The Bio Report podcast, hosted by award-winning journalist Daniel Levine, focuses on the intersection of biotechnology with business, science, and policy.
A Small Molecule Cancer Drug That Promotes an Adaptive Immune Response
Phosplatin Therapeutics is developing a class of small molecule cancer therapies designed to avoid the problems of drug resistance and toxicity associated with chemotherapies. The company’s lead experimental therapy is a first-in-class small molecule that promotes immunogenic cell death, a type of cell death that elicits an immune response. We spoke to Matthew Price, co-founder, executive vice president, and chief operating officer of Phosplatin, about the company’s lead therapy, its multiple mechanisms of action, and why it may have benefit in a broad range of cancers.
Sloan-Kettering Spin-Out Harnesses AI to Diagnose Cancer
Earlier this year Paige, a company developing artificial-intelligence driven pathology platforms for the diagnosis of cancer, raised $100 million in a series C venture round. The funding came a month after the company, a spin-out of Memorial Sloan Kettering Cancer Center, scored its first two European approvals for its breast cancer and prostate cancer offerings. We spoke to Leo Grady, CEO of Paige, about how the company’s artificial intelligence platform works, why it may lead to the identification of new biomarkers, and the potential for AI to change the way cancer patients are diagnosed.
Bringing Innovation to Cell and Gene Therapy Manufacturing
While cell and gene therapies represent an area of great therapeutic promise, current manufacturing process are expensive and difficult to scale. As a result, this creates bottlenecks that limit patient access to these therapies and hamper the growth of the sector. Ori Biotech has developed an automated and scalable manufacturing platform for cell and gene therapies that seeks to increase capacity and quality while reducing costs. We spoke to Farlan Veraitch, co-founder and chief scientific officer of Ori, about the challenges of manufacturing cell and gene therapies, how the company’s platform addresses those issues, and why it is initially focusing on CAR-T cell therapies.
Tapping Psychedelics for their Anti-Inflammatory Powers
There’s been a growing industry effort to explore the use of psychedelics for their medicinal benefits. While much of these efforts have looked to these drugs to treat a range of psychiatric conditions, Eleusis sees a broader potential for them. While the company is pursuing psychedelics as potential treatments for major depressive disorder, it also is developing psychedelic candidate in other indications because of their anti-inflammatory properties. We spoke to Shlomi Raz, CEO of Eleusis, about of the case for psychedelics as treatments for inflammatory conditions, how they work, and what challenges the development of these drugs pose.

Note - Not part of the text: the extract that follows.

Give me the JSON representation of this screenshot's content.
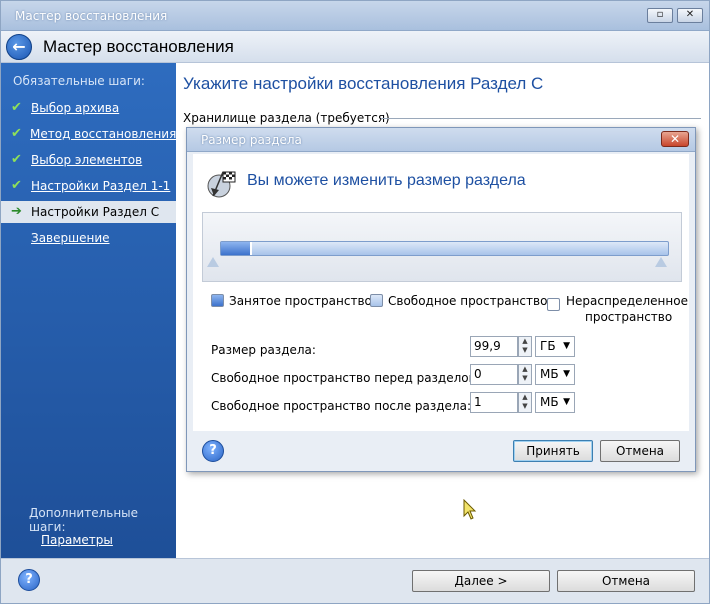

Advancing Cell Therapies Beyond Cancer
Regulatory T cell therapies have been pursued as treatment for cancers, but Sonoma Biotherapeutics believes these cells can be harnessed to delivery lasting and potential curative treatments for autoimmune and degenerative diseases. We spoke to Jeff Bluestone, CEO of Sonoma, about regulatory T cell therapies, why they may have broad application in a range of conditions, and what challenges will need to be overcome to usher in an area of cell therapies beyond cancer.
How the Pandemic Transformed a Small Diagnostics Company
For more than 15 years, Longhorn Vaccines & Diagnostics has been designing and developing products for potential pandemics in developing economies. The recent COVID-19 pandemic, though, put the scalability of the company’s technology to the test as it landed big contracts in the United States for COVID-19 testing. We spoke to Jeff Fischer, president of Longhorn, about the benefits of the company’s technology for gathering and transporting diagnostic samples, how it’s used partnerships to scales it business with speed, and why the pandemic has forever changed the company.
Customer ReviewsSee All
I am a longtime investor in Biotech and find the topics and interviews extremely interesting. The sound is not that good but it really doesn’t matter when the content is interesting. I would shorten the intro jingle by 50%. Keep up the good work.
Not for physicians
I’m a physician doing translational research in gene therapy. At least for the medical part the interviews discuss inaccurate information. For example there’s a talk where the interviewee says that in medicine therapy for most or all diseases are only symptom based “...such as diabetes and cancer...” which is absolutely wrong as especially in these diseases therapy starts as early as possible specifically to prevent symptoms. In addition there are some interviews where it seems that the members of the discussion haven’t discussed before hand what points will be touched and sometimes the interviewee “corrects the interviewer” which makes listening confusing. I’m unsubscribing and will search for other translational gene therapy research podcasts.
Paid for advertising?
I can see the relevance for investors to hear these advertisements, however, as a scientist I fail to see the value.